This tablet scores just below the threshold for an official CR recommendation, but its flaws might not matter to all shoppers. It earns great scores for performance, its display gets a solid rating, and it runs for 13.5 hours in our web-browsing battery life test. Essentially, the only reasons it doesn’t get the official seal of approval is because other, more expensive tablets in this category set the bar so high, and because Lenovo has a mediocre rating for predicted reliability. Still, for a lot of people, this may be a solid purchase.
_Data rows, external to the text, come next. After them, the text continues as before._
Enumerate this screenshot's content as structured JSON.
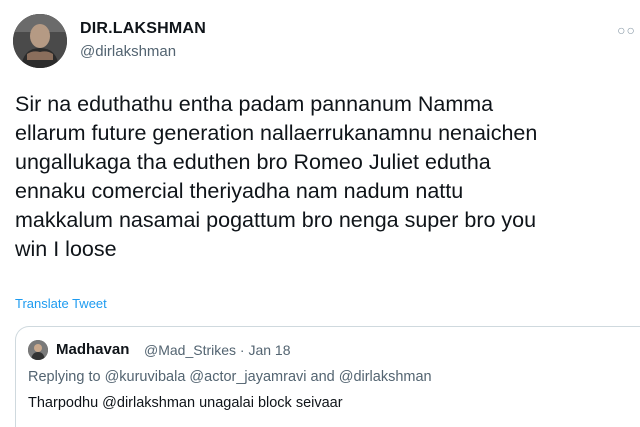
{
  "author": {
    "name": "DIR.LAKSHMAN",
    "handle": "@dirlakshman"
  },
  "more_icon": "more-options-icon",
  "tweet": {
    "lines": [
      "Sir na eduthathu entha padam pannanum Namma",
      "ellarum future generation nallaerrukanamnu nenaichen",
      "ungallukaga tha eduthen bro Romeo Juliet edutha",
      "ennaku comercial theriyadha nam nadum nattu",
      "makkalum nasamai pogattum bro nenga super bro you",
      "win I loose"
    ],
    "translate_label": "Translate Tweet"
  },
  "quoted_tweet": {
    "name": "Madhavan",
    "handle_date": "@Mad_Strikes · Jan 18",
    "replying_to": "Replying to @kuruvibala @actor_jayamravi and @dirlakshman",
    "text": "Tharpodhu @dirlakshman unagalai block seivaar"
  },
  "colors": {
    "link": "#1d9bf0",
    "secondary_text": "#536471",
    "border": "#cfd9de"
  }
}
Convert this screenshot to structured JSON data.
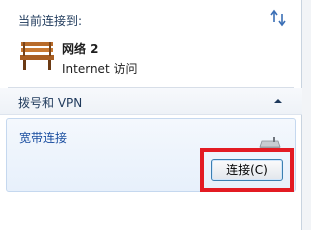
{
  "header": {
    "label": "当前连接到:"
  },
  "network": {
    "name": "网络  2",
    "status": "Internet 访问"
  },
  "group": {
    "label": "拨号和 VPN"
  },
  "connection": {
    "name": "宽带连接",
    "connect_button": "连接(C)"
  },
  "icons": {
    "refresh": "refresh-arrows-icon",
    "network": "bench-icon",
    "collapse": "chevron-up-icon",
    "modem": "modem-icon"
  },
  "colors": {
    "highlight": "#e31b23",
    "link_blue": "#1a4ea0"
  }
}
Thanks to a recent price drop, the basic. 64-gigabyte Apple iPad from 2021 just barely makes the cut for this price range. This tablet—which Apple refers to simply as the “iPad”—is the best-scoring model on this list, and also the most expensive. But it’s still one of the better values in consumer electronics, especially if you have a bunch of other Apple products to sync it up with.

The 10.2-inch display is among the best in our ratings and gets bright enough to be legible in direct sunlight. That’s handy for summertime reading at the beach or in the backyard. The battery lasts 11.3 to 14.5 hours, depending on how you use it, in our tests. Watching high-res video can be more taxing on the battery, while browsing the web isn’t as demanding.

The iPad also supports Apple’s Smart Keyboard cover, a physical keyboard that magnetically clips onto the tablet. Unlike a Bluetooth keyboard, this one doesn’t require charging or pairing, which comes in handy when you frequently use your iPad for emailing and word-processing tasks.


Headshot of CR editor Thomas Germain

Thomas Germain

I want to live in a world where consumers take advantage of technology, not the other way around. Access to reliable information is the way to make that happen, and that's why I spend my time chasing it down. When I'm off the clock, you can find me working my way through an ever-growing list of podcasts. Got a tip? Drop me an email ( thomas.germain@consumer.org) or follow me on Twitter ( @ThomasGermain) for my contact info on Signal.